- _Task directions_: Every line in the records below with the string "JSON" needs to be copied out.

- _Data records_:
____

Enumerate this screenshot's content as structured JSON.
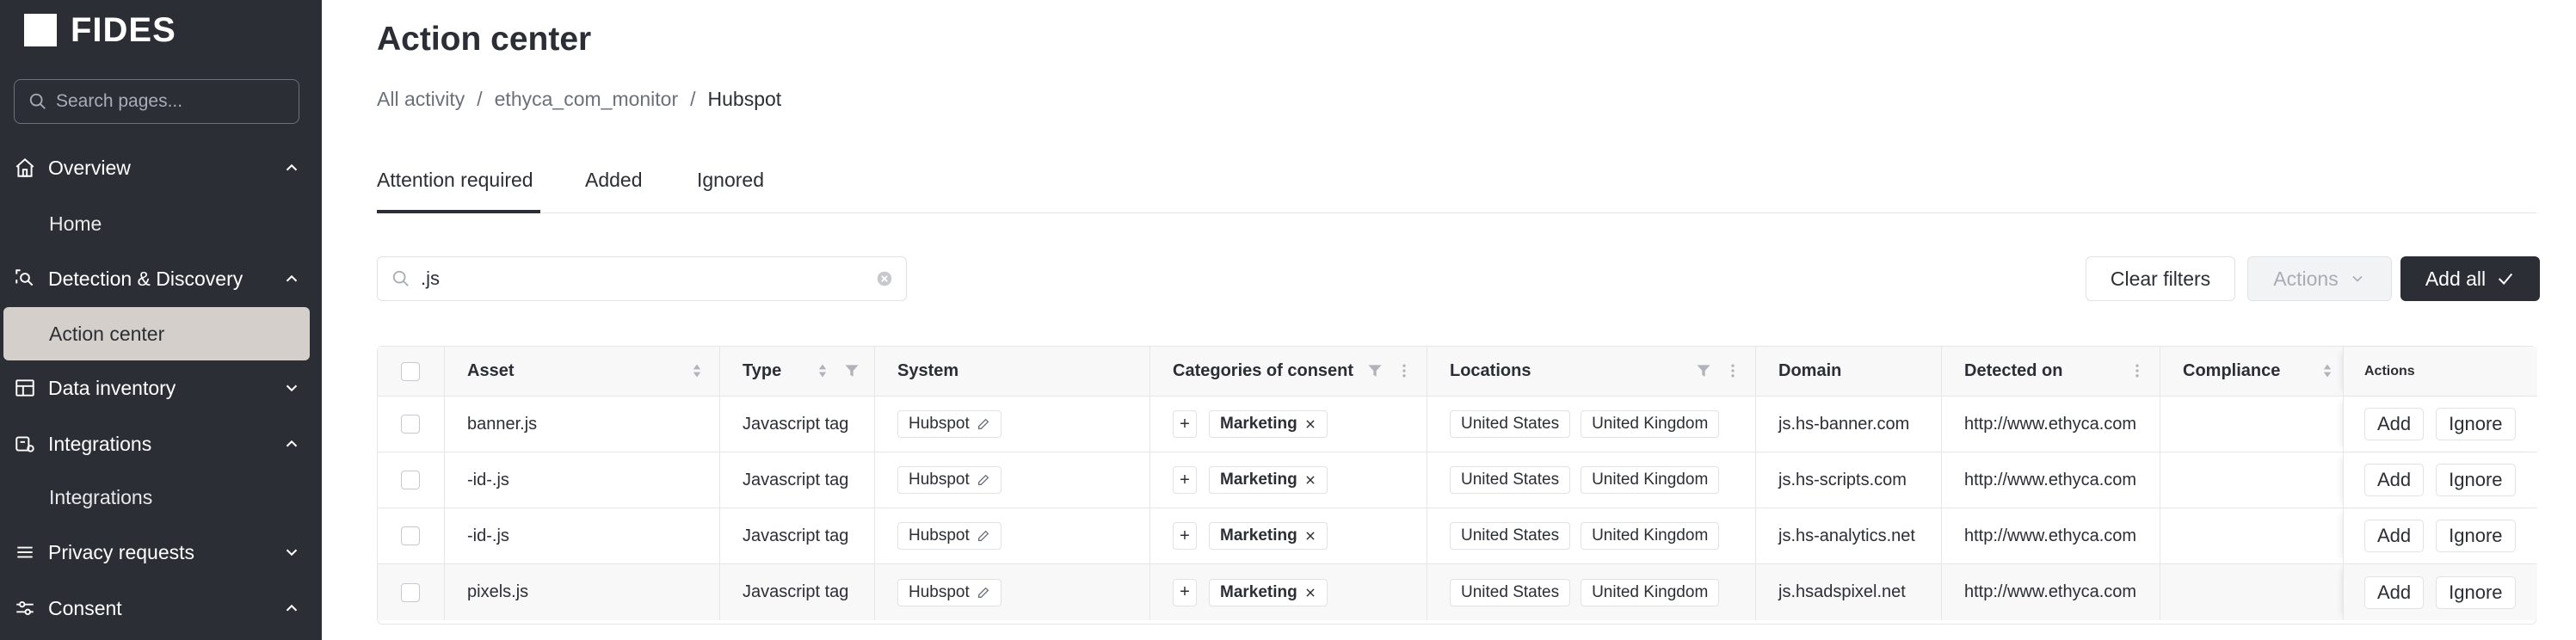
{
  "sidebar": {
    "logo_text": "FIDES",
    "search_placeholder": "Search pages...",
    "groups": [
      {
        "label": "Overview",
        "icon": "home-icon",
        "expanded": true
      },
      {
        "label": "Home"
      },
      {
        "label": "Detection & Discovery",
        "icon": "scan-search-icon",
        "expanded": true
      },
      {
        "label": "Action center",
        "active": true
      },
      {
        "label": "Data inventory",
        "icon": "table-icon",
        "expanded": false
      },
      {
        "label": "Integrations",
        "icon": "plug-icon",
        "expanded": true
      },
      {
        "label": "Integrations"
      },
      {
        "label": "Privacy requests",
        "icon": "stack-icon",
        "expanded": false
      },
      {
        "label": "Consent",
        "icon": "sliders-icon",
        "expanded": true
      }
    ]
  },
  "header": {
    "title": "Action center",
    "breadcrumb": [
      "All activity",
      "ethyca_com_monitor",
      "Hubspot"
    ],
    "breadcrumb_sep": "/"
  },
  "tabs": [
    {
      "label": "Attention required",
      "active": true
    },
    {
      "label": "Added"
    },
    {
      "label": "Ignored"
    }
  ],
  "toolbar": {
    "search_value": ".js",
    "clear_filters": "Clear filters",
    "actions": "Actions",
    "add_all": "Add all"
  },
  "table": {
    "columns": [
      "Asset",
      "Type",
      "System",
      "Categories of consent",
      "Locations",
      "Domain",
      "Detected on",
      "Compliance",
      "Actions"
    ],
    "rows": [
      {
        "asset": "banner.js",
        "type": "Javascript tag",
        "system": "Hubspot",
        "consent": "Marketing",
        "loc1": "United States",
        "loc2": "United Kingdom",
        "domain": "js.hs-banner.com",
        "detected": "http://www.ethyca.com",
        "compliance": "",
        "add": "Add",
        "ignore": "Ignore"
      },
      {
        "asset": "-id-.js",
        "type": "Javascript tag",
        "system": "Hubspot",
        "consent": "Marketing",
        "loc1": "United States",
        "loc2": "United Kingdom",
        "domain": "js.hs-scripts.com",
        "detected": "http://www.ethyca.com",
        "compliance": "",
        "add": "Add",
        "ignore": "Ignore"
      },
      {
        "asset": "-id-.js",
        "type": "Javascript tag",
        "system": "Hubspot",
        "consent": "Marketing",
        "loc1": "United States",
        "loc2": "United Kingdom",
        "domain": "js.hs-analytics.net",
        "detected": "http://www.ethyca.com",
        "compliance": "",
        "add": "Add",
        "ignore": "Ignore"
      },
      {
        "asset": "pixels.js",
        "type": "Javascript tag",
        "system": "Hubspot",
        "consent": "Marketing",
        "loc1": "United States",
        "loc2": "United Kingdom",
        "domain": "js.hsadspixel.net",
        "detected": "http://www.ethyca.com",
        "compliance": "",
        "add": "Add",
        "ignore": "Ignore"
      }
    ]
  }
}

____

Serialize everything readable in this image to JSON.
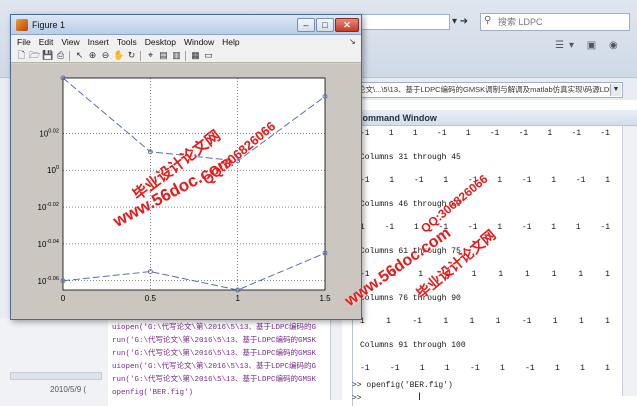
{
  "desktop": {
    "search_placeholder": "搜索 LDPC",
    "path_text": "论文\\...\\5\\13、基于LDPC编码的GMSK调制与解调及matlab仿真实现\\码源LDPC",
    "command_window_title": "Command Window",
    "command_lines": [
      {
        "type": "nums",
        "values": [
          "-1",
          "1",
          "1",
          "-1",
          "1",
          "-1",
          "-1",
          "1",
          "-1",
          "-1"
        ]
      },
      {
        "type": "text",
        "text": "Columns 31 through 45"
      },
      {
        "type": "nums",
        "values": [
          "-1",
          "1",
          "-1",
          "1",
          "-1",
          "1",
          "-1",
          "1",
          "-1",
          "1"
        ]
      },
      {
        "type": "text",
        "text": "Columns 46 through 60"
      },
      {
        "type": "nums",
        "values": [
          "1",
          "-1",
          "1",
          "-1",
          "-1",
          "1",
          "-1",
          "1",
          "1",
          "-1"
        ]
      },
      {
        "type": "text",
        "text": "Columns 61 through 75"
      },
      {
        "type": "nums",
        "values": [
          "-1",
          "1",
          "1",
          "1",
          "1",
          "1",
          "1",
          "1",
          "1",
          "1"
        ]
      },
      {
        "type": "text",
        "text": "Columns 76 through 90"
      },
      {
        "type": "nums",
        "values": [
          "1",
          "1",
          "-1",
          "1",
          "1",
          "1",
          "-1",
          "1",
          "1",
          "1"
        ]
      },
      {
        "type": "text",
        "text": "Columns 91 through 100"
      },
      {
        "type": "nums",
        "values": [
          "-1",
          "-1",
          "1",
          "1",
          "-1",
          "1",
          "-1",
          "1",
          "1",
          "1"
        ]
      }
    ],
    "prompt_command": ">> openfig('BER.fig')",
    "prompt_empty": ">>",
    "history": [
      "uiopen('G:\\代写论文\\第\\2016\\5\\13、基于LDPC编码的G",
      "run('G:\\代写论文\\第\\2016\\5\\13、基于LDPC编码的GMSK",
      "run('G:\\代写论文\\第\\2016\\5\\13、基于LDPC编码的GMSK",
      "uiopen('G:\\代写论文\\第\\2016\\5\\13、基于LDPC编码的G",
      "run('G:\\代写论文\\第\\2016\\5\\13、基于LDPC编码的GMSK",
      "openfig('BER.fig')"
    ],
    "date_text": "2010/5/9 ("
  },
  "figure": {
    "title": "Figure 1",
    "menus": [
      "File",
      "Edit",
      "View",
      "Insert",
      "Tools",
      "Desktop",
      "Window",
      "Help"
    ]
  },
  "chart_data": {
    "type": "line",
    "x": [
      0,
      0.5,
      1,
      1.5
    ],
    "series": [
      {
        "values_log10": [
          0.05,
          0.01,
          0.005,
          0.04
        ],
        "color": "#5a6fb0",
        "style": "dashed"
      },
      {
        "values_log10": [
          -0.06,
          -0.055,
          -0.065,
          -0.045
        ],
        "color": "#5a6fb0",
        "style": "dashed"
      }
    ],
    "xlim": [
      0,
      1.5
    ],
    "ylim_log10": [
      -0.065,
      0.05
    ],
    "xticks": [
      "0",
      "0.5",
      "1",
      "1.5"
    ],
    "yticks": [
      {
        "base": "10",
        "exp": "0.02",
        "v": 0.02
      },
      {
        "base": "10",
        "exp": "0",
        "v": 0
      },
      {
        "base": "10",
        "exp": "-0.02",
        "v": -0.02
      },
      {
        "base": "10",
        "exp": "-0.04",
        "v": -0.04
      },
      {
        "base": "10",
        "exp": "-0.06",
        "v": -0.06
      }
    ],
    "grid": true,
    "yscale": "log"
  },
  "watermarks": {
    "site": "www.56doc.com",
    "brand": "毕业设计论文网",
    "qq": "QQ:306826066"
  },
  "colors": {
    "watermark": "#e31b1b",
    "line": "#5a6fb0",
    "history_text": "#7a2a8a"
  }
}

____

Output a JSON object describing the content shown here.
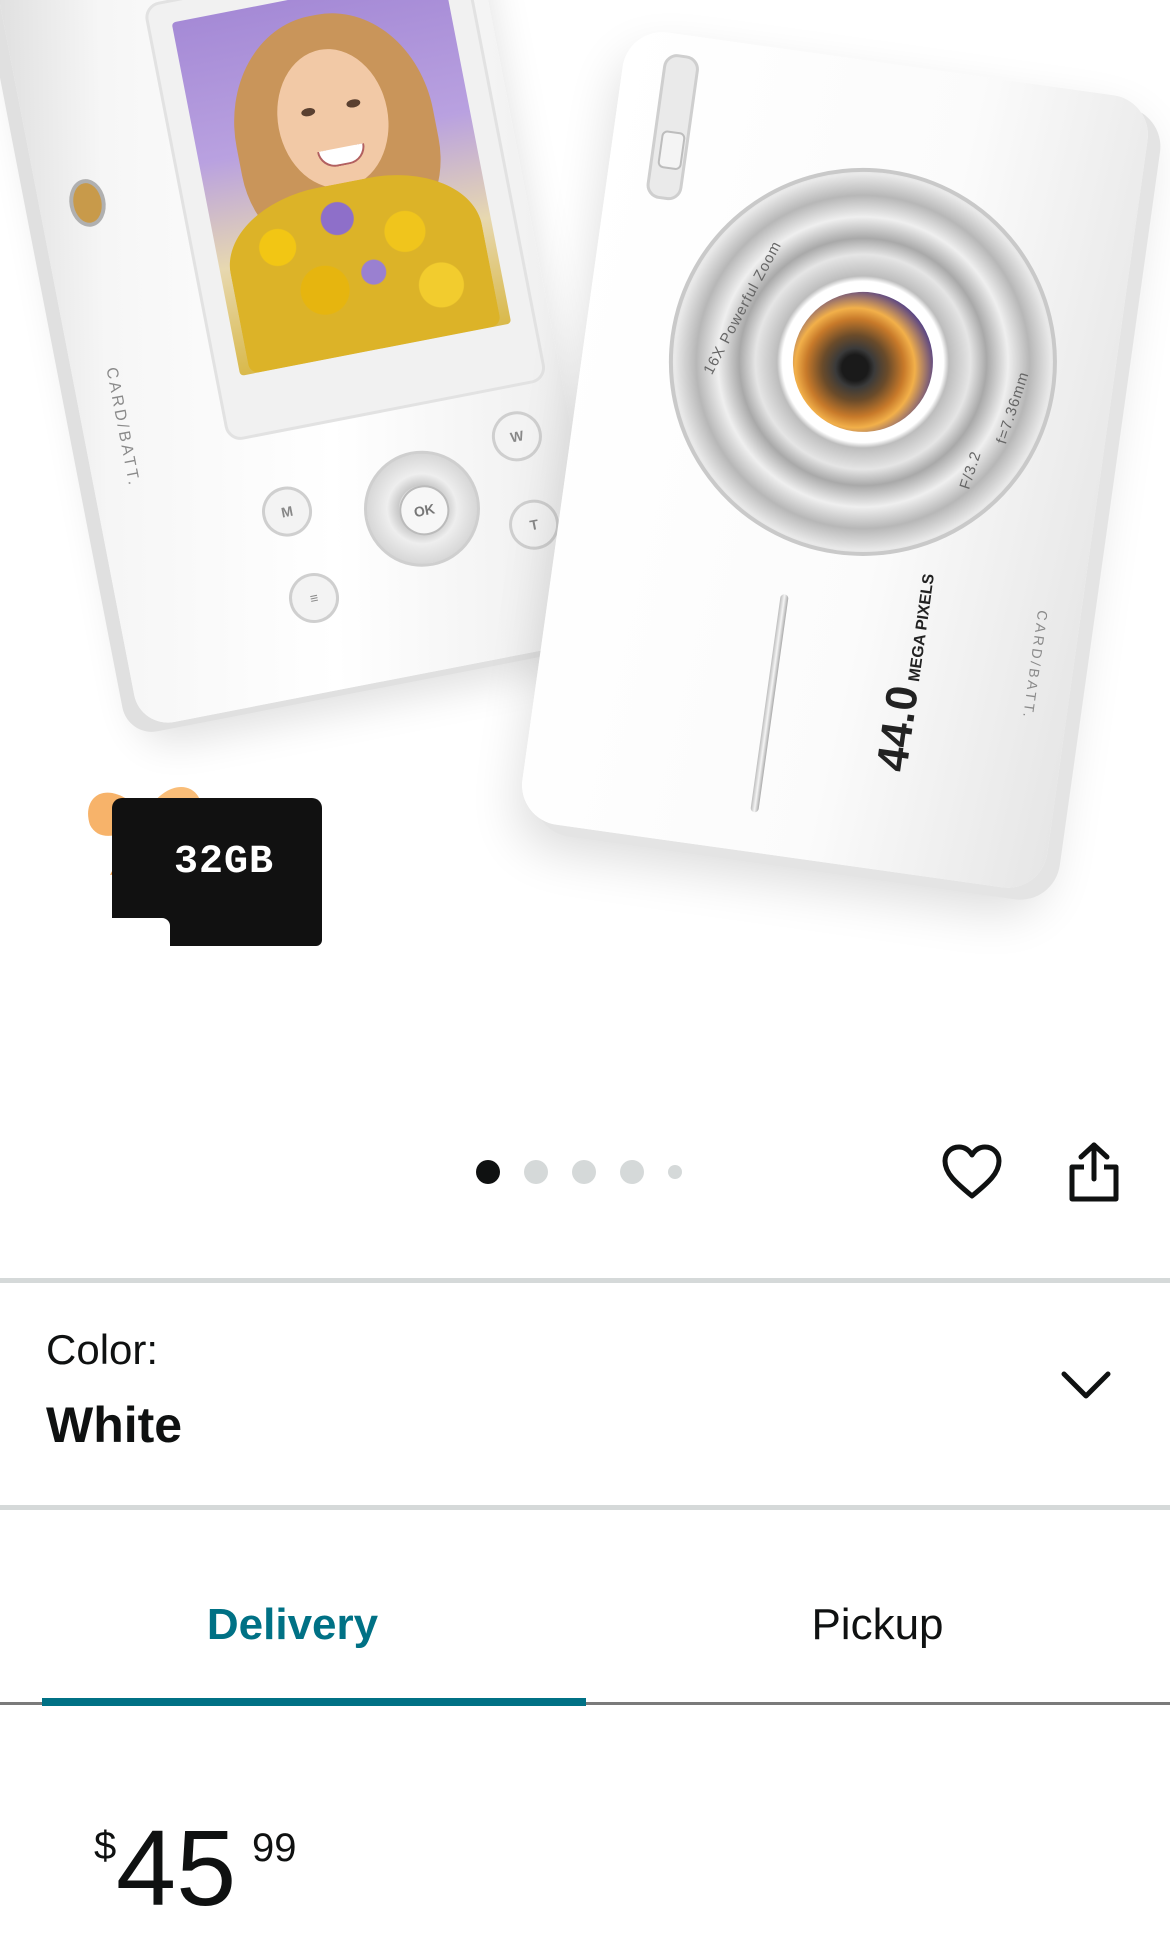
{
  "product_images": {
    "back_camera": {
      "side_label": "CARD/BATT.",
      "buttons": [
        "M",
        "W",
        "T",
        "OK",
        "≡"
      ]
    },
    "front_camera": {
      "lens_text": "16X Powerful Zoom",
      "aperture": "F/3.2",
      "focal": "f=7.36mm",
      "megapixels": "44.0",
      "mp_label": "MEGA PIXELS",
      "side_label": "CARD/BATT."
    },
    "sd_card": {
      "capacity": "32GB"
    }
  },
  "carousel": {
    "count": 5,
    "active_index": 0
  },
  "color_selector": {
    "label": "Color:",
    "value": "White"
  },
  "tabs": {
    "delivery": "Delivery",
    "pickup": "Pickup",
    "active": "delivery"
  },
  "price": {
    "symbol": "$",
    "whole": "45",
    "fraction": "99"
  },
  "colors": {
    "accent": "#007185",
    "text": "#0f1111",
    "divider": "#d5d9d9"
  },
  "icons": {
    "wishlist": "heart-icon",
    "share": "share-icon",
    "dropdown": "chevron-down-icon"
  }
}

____

- _Exercise response_:
Enumerate this screenshot's content as structured JSON.
Serialize everything readable in this image to JSON.
Output a JSON object describing the content shown here.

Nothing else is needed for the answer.